Determinism

(redirected from necessitarianism)
Also found in: Dictionary, Thesaurus, Medical, Encyclopedia, Wikipedia.
Related to necessitarianism: contingent

Determinism

Fully ordained in advance. A deterministic chaos system is one that gives random looking results, even though the results are generated from a system of equations.

Determinism

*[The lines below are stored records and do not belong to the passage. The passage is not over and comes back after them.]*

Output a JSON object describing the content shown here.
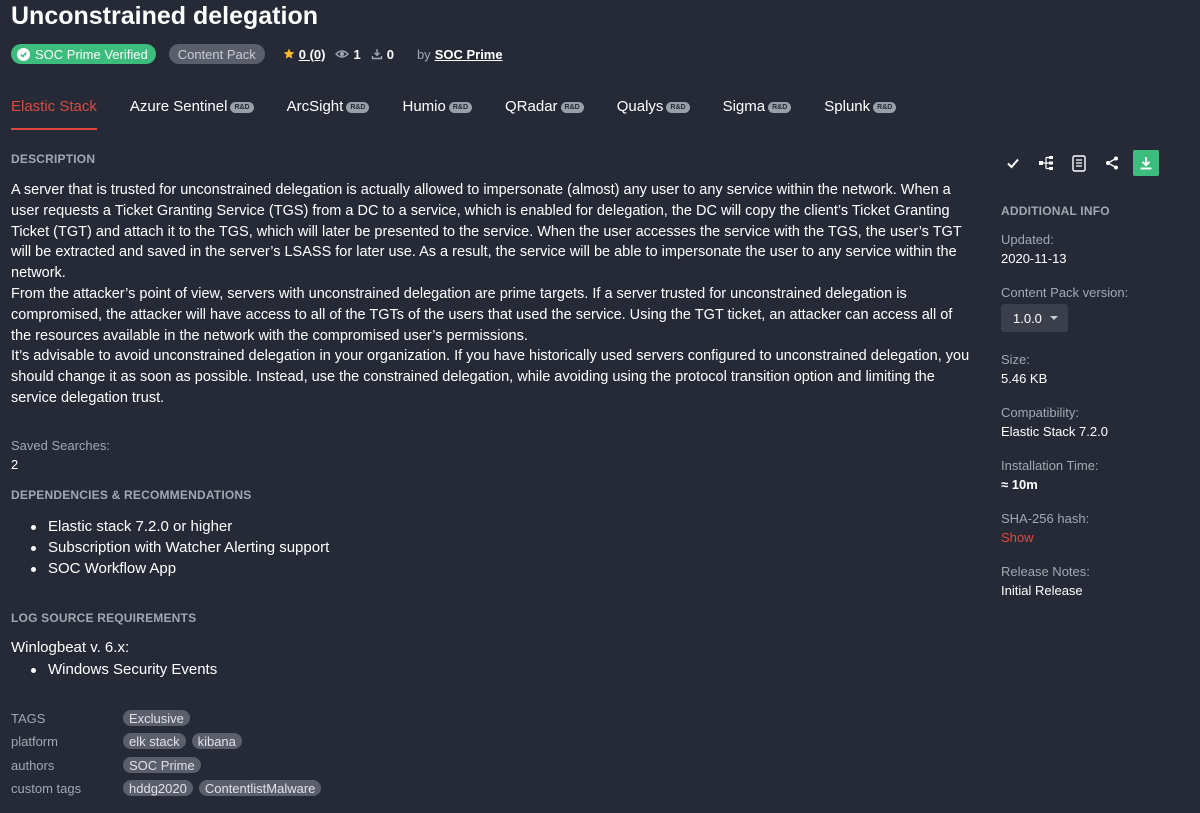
{
  "header": {
    "title": "Unconstrained delegation",
    "verified_label": "SOC Prime Verified",
    "type_label": "Content Pack",
    "rating": "0 (0)",
    "views": "1",
    "downloads": "0",
    "by_label": "by",
    "author": "SOC Prime"
  },
  "tabs": [
    {
      "label": "Elastic Stack",
      "rd": "",
      "active": true
    },
    {
      "label": "Azure Sentinel",
      "rd": "R&D"
    },
    {
      "label": "ArcSight",
      "rd": "R&D"
    },
    {
      "label": "Humio",
      "rd": "R&D"
    },
    {
      "label": "QRadar",
      "rd": "R&D"
    },
    {
      "label": "Qualys",
      "rd": "R&D"
    },
    {
      "label": "Sigma",
      "rd": "R&D"
    },
    {
      "label": "Splunk",
      "rd": "R&D"
    }
  ],
  "description": {
    "heading": "DESCRIPTION",
    "paragraphs": [
      "A server that is trusted for unconstrained delegation is actually allowed to impersonate (almost) any user to any service within the network. When a user requests a Ticket Granting Service (TGS) from a DC to a service, which is enabled for delegation, the DC will copy the client’s Ticket Granting Ticket (TGT) and attach it to the TGS, which will later be presented to the service. When the user accesses the service with the TGS, the user’s TGT will be extracted and saved in the server’s LSASS for later use. As a result, the service will be able to impersonate the user to any service within the network.",
      "From the attacker’s point of view, servers with unconstrained delegation are prime targets. If a server trusted for unconstrained delegation is compromised, the attacker will have access to all of the TGTs of the users that used the service. Using the TGT ticket, an attacker can access all of the resources available in the network with the compromised user’s permissions.",
      "It’s advisable to avoid unconstrained delegation in your organization. If you have historically used servers configured to unconstrained delegation, you should change it as soon as possible. Instead, use the constrained delegation, while avoiding using the protocol transition option and limiting the service delegation trust."
    ]
  },
  "saved_searches": {
    "label": "Saved Searches:",
    "value": "2"
  },
  "dependencies": {
    "heading": "DEPENDENCIES & RECOMMENDATIONS",
    "items": [
      "Elastic stack 7.2.0 or higher",
      "Subscription with Watcher Alerting support",
      "SOC Workflow App"
    ]
  },
  "log_sources": {
    "heading": "LOG SOURCE REQUIREMENTS",
    "source": "Winlogbeat v. 6.x:",
    "items": [
      "Windows Security Events"
    ]
  },
  "tags": {
    "rows": [
      {
        "label": "TAGS",
        "tags": [
          "Exclusive"
        ]
      },
      {
        "label": "platform",
        "tags": [
          "elk stack",
          "kibana"
        ]
      },
      {
        "label": "authors",
        "tags": [
          "SOC Prime"
        ]
      },
      {
        "label": "custom tags",
        "tags": [
          "hddg2020",
          "ContentlistMalware"
        ]
      }
    ]
  },
  "actions": {
    "icons": [
      "check-icon",
      "tree-icon",
      "document-icon",
      "share-icon",
      "download-icon"
    ]
  },
  "additional_info": {
    "heading": "ADDITIONAL INFO",
    "updated_label": "Updated:",
    "updated": "2020-11-13",
    "version_label": "Content Pack version:",
    "version": "1.0.0",
    "size_label": "Size:",
    "size": "5.46 KB",
    "compat_label": "Compatibility:",
    "compat": "Elastic Stack 7.2.0",
    "install_label": "Installation Time:",
    "install": "≈ 10m",
    "hash_label": "SHA-256 hash:",
    "hash_action": "Show",
    "notes_label": "Release Notes:",
    "notes": "Initial Release"
  },
  "colors": {
    "accent": "#e0473f",
    "verified": "#3dbd7d",
    "background": "#262a36"
  }
}
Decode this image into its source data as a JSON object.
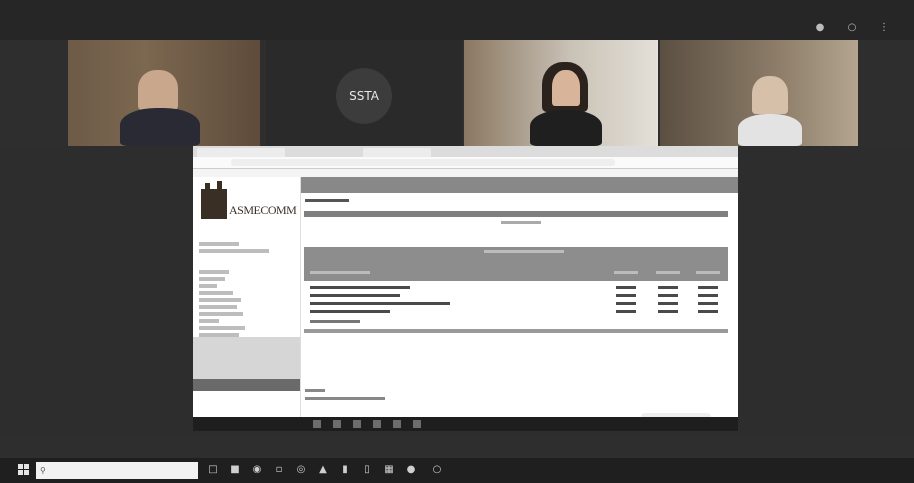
{
  "meet": {
    "title": "",
    "subtitle": "",
    "rec_label": "",
    "tiles": [
      {
        "name": "",
        "kind": "video"
      },
      {
        "name": "",
        "kind": "avatar",
        "avatar_text": "SSTA"
      },
      {
        "name": "",
        "kind": "video"
      },
      {
        "name": "",
        "kind": "video"
      }
    ]
  },
  "shared_browser": {
    "site_logo_text": "ASMECOMM",
    "status_text": "",
    "clock": ""
  },
  "taskbar": {
    "search_placeholder": "",
    "tray_time": "",
    "tray_date": ""
  },
  "icons": {
    "start": "windows-start-icon",
    "search": "search-icon",
    "chat_send": "send-icon"
  }
}
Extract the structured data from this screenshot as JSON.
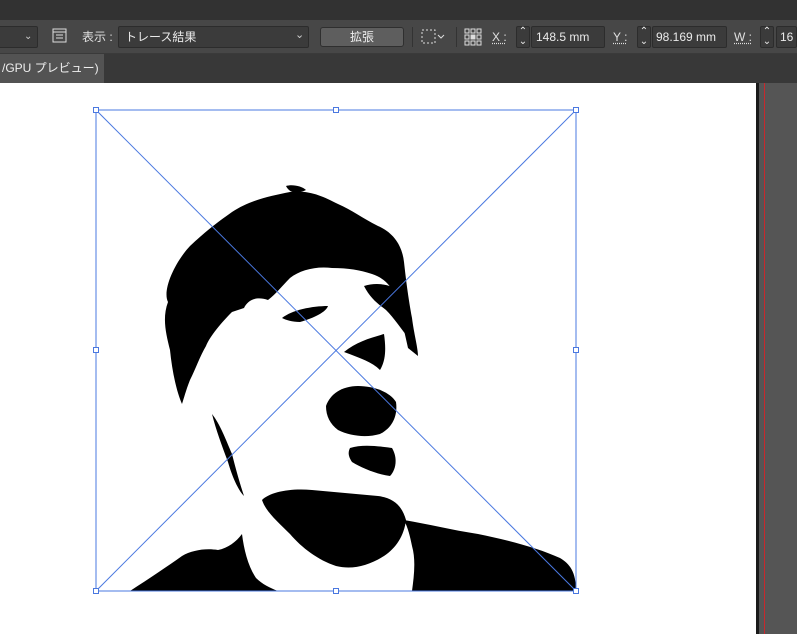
{
  "control_bar": {
    "view_label": "表示 :",
    "view_value": "トレース結果",
    "expand_button": "拡張",
    "x_label": "X :",
    "x_value": "148.5 mm",
    "y_label": "Y :",
    "y_value": "98.169 mm",
    "w_label": "W :",
    "w_value": "16"
  },
  "document_tab": {
    "label": "/GPU プレビュー)"
  },
  "colors": {
    "selection": "#4a78e0",
    "guide": "#c8282d"
  }
}
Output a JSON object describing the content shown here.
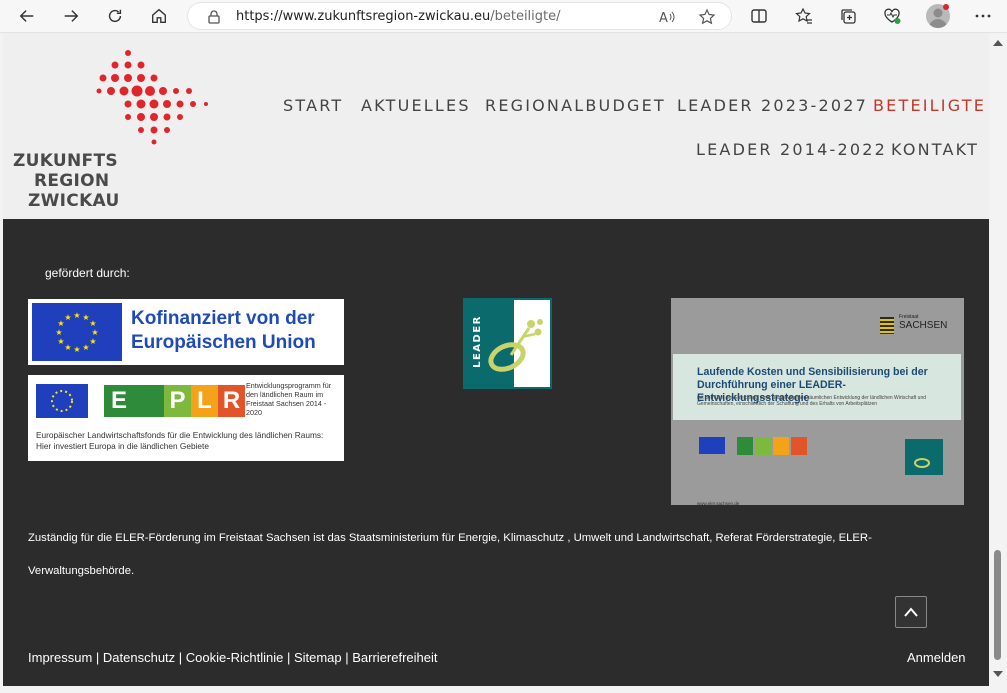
{
  "browser": {
    "url_host": "https://www.zukunftsregion-zwickau.eu",
    "url_path": "/beteiligte/",
    "icons": [
      "back-icon",
      "forward-icon",
      "refresh-icon",
      "home-icon",
      "lock-icon",
      "read-aloud-icon",
      "favorite-star-icon",
      "split-screen-icon",
      "favorites-icon",
      "collections-icon",
      "browser-essentials-icon",
      "profile-avatar",
      "more-icon"
    ]
  },
  "header": {
    "logo_lines": [
      "ZUKUNFTS",
      "REGION",
      "ZWICKAU"
    ],
    "nav": [
      {
        "label": "START",
        "active": false
      },
      {
        "label": "AKTUELLES",
        "active": false
      },
      {
        "label": "REGIONALBUDGET",
        "active": false
      },
      {
        "label": "LEADER 2023-2027",
        "active": false
      },
      {
        "label": "BETEILIGTE",
        "active": true
      },
      {
        "label": "LEADER 2014-2022",
        "active": false
      },
      {
        "label": "KONTAKT",
        "active": false
      }
    ],
    "active_color": "#c0392b"
  },
  "footer": {
    "gefoerdert": "gefördert durch:",
    "eu_banner": {
      "line1": "Kofinanziert von der",
      "line2": "Europäischen Union"
    },
    "eplr_banner": {
      "letters": [
        "E",
        "P",
        "L",
        "R"
      ],
      "letter_colors": [
        "#2e8b3a",
        "#7db93d",
        "#f4a21a",
        "#e2542a"
      ],
      "program": "Entwicklungsprogramm für den ländlichen Raum im Freistaat Sachsen 2014 - 2020",
      "fund": "Europäischer Landwirtschaftsfonds für die Entwicklung des ländlichen Raums: Hier investiert Europa in die ländlichen Gebiete"
    },
    "leader_logo": "LEADER",
    "plaque": {
      "state": "SACHSEN",
      "state_prefix": "Freistaat",
      "title": "Laufende Kosten und Sensibilisierung bei der Durchführung einer LEADER-Entwicklungsstrategie",
      "subtitle": "mit dem Ziel der Erreichung einer ausgewogenen räumlichen Entwicklung der ländlichen Wirtschaft und Gemeinschaften, einschließlich der Schaffung und des Erhalts von Arbeitsplätzen",
      "website": "www.eler.sachsen.de"
    },
    "zustaendig": "Zuständig für die ELER-Förderung im Freistaat Sachsen ist das Staatsministerium für Energie, Klimaschutz , Umwelt und Landwirtschaft, Referat Förderstrategie, ELER-Verwaltungsbehörde.",
    "links": [
      "Impressum",
      "Datenschutz",
      "Cookie-Richtlinie",
      "Sitemap",
      "Barrierefreiheit"
    ],
    "separator": " | ",
    "login": "Anmelden"
  }
}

In economics, the theory that occurrences are caused directly by other occurrences, and that economic agency by individuals plays little or no role. For example, a company's success occurs because social and economic pressures cause its products to be demanded, and not because of any marketing strategy its management devises. Determinism is associated with Karl Marx, who believed in the importance of historical analysis in explaining economic phenomena. However, some Marxist analysts have rejected that Marx taught economic determinism.
References in periodicals archive ?
Aside from his solution, which is marked by an extreme necessitarianism, the letter shows the evolution of Leibniz's thought.
In particular, we will focus on the following infelicities: his acceptance of demographic necessitarianism, his mischaracterizations of Aboriginal nationalism, his critique of Aboriginal rights claims, and his failed attempt to resurrect the concept of citizens plus.
The two sides of the paradox come together much as in Wallace Stevens's affirmation, "to believe in a fiction, which you know to be a fiction, there being nothing else."(35) The intellectual changes that allowed Adams to escape from necessitarianism and to discard the ideological side of his anti-Semitism ultimately required a reframing of belief, a redirection of will.
The latter thesis is crucial for understanding the development of voluntaristic theories in the thirteenth and fourteenth centuries, insofar as it was taken by the advocates of such theories to embody a form of moral "necessitarianism" that was too restrictive of the power of the will.
The first (Why is there something rather than nothing?) leads to an exploration of necessitarianism. Conee includes both 'Godly' and 'Un-Godly' necessitarian arguments and explains how and why they fail.
The strength of this literary history is its perception that we can't subject the religious matter of Wordsworth's poems to single metaphysical readings--for example, his influence by Hartley's Associationism, Godwin's Necessitarianism, or Coleridge's One Life.
Our reconstruction is founded upon two critical axis, proposed by Georges Friedmann in his notable Leibniz et Spinoza: the Critique of Necessitarianism (and, correlatively, Spinoza's denial of a substantial intelligence in God, and of God's intelligent action) and the Critique of Monocausalism.
(282) Such necessitarianism is, in Bourdieu's terms, "doxa," a belief structure that so closely dovetails with common sense that it seems absurd to even question it.
Gilson speaks in this connection of "Greek necessitarianism": the "Aristotelian identification of reality, intelligibility, and necessity, not only in things, but first and above all in God."(37) The condemnations had a profound and chilling effect on Christian intellectual life.
Surely the greatest English philosopher of the Victorian age deserves better than such obtuse simplicity: Priestley had made clear the distinction between "necessitarianism" and "fatalism" a century earlier.
The paper aims first to establish that Avicenna deserves a position of prominence in histories of the PSR ([section] 1), and then to consider how he addresses certain challenges to the PSR, especially the threat posed by necessitarianism ([section] 11).
The second part of Obserpations on Man reconciled that metaphysics with traditional Christianity; Priesttey's discussions of Necessity, especially Illustrations of Philosophical Necessity, then reconciled Hartley's Christian Necessitarianism with Unitarian theology--to the end that Necessity was conceived as an encompassing principle of orderly causation.